§ **PROVIDED DATA**:
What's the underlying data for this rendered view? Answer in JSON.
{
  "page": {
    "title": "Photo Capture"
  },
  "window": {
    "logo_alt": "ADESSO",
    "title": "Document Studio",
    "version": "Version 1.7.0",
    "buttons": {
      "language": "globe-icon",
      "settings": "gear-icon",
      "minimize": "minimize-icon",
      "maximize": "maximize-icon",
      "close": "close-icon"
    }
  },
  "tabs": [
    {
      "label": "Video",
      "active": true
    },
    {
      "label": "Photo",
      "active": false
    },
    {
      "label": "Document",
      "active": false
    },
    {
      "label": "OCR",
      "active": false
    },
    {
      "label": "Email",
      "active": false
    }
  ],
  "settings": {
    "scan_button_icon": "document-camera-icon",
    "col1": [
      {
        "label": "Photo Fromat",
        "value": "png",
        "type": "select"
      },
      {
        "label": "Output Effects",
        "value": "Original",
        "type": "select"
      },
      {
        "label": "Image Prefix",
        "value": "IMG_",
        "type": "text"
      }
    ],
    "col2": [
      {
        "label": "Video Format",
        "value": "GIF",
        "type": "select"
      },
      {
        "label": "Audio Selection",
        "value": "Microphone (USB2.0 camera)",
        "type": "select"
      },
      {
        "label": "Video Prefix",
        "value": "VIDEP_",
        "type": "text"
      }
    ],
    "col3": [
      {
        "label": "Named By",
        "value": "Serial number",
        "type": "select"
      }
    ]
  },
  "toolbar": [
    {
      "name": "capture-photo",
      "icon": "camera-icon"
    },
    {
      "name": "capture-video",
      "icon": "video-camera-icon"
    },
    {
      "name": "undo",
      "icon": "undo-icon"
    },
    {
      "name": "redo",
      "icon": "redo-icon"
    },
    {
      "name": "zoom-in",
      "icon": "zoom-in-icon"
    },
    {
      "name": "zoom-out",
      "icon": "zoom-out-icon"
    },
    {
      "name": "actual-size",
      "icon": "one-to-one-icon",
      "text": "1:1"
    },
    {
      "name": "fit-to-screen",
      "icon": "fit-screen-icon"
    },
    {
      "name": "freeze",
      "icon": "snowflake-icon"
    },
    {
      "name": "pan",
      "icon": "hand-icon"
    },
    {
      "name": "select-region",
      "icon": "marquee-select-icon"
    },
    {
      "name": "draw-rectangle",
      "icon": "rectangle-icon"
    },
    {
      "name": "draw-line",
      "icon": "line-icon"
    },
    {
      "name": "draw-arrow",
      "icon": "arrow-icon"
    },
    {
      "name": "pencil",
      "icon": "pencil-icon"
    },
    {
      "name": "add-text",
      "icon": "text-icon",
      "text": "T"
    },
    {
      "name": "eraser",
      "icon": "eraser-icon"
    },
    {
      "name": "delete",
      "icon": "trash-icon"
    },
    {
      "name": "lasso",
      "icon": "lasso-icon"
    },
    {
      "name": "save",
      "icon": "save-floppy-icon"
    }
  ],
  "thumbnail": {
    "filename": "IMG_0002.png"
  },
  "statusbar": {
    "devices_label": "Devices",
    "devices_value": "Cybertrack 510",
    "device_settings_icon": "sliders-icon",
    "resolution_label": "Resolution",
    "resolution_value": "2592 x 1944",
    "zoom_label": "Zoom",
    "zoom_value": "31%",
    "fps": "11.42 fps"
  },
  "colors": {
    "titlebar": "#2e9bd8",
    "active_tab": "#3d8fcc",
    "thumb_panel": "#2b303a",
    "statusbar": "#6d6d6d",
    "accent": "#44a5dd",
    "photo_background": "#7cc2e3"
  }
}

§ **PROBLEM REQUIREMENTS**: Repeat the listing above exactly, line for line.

§ **WRITTEN REPLY**:
What's the underlying data for this rendered view? Answer in JSON.
{
  "page": {
    "title": "Photo Capture"
  },
  "window": {
    "logo_alt": "ADESSO",
    "title": "Document Studio",
    "version": "Version 1.7.0",
    "buttons": {
      "language": "globe-icon",
      "settings": "gear-icon",
      "minimize": "minimize-icon",
      "maximize": "maximize-icon",
      "close": "close-icon"
    }
  },
  "tabs": [
    {
      "label": "Video",
      "active": true
    },
    {
      "label": "Photo",
      "active": false
    },
    {
      "label": "Document",
      "active": false
    },
    {
      "label": "OCR",
      "active": false
    },
    {
      "label": "Email",
      "active": false
    }
  ],
  "settings": {
    "scan_button_icon": "document-camera-icon",
    "col1": [
      {
        "label": "Photo Fromat",
        "value": "png",
        "type": "select"
      },
      {
        "label": "Output Effects",
        "value": "Original",
        "type": "select"
      },
      {
        "label": "Image Prefix",
        "value": "IMG_",
        "type": "text"
      }
    ],
    "col2": [
      {
        "label": "Video Format",
        "value": "GIF",
        "type": "select"
      },
      {
        "label": "Audio Selection",
        "value": "Microphone (USB2.0 camera)",
        "type": "select"
      },
      {
        "label": "Video Prefix",
        "value": "VIDEP_",
        "type": "text"
      }
    ],
    "col3": [
      {
        "label": "Named By",
        "value": "Serial number",
        "type": "select"
      }
    ]
  },
  "toolbar": [
    {
      "name": "capture-photo",
      "icon": "camera-icon"
    },
    {
      "name": "capture-video",
      "icon": "video-camera-icon"
    },
    {
      "name": "undo",
      "icon": "undo-icon"
    },
    {
      "name": "redo",
      "icon": "redo-icon"
    },
    {
      "name": "zoom-in",
      "icon": "zoom-in-icon"
    },
    {
      "name": "zoom-out",
      "icon": "zoom-out-icon"
    },
    {
      "name": "actual-size",
      "icon": "one-to-one-icon",
      "text": "1:1"
    },
    {
      "name": "fit-to-screen",
      "icon": "fit-screen-icon"
    },
    {
      "name": "freeze",
      "icon": "snowflake-icon"
    },
    {
      "name": "pan",
      "icon": "hand-icon"
    },
    {
      "name": "select-region",
      "icon": "marquee-select-icon"
    },
    {
      "name": "draw-rectangle",
      "icon": "rectangle-icon"
    },
    {
      "name": "draw-line",
      "icon": "line-icon"
    },
    {
      "name": "draw-arrow",
      "icon": "arrow-icon"
    },
    {
      "name": "pencil",
      "icon": "pencil-icon"
    },
    {
      "name": "add-text",
      "icon": "text-icon",
      "text": "T"
    },
    {
      "name": "eraser",
      "icon": "eraser-icon"
    },
    {
      "name": "delete",
      "icon": "trash-icon"
    },
    {
      "name": "lasso",
      "icon": "lasso-icon"
    },
    {
      "name": "save",
      "icon": "save-floppy-icon"
    }
  ],
  "thumbnail": {
    "filename": "IMG_0002.png"
  },
  "statusbar": {
    "devices_label": "Devices",
    "devices_value": "Cybertrack 510",
    "device_settings_icon": "sliders-icon",
    "resolution_label": "Resolution",
    "resolution_value": "2592 x 1944",
    "zoom_label": "Zoom",
    "zoom_value": "31%",
    "fps": "11.42 fps"
  },
  "colors": {
    "titlebar": "#2e9bd8",
    "active_tab": "#3d8fcc",
    "thumb_panel": "#2b303a",
    "statusbar": "#6d6d6d",
    "accent": "#44a5dd",
    "photo_background": "#7cc2e3"
  }
}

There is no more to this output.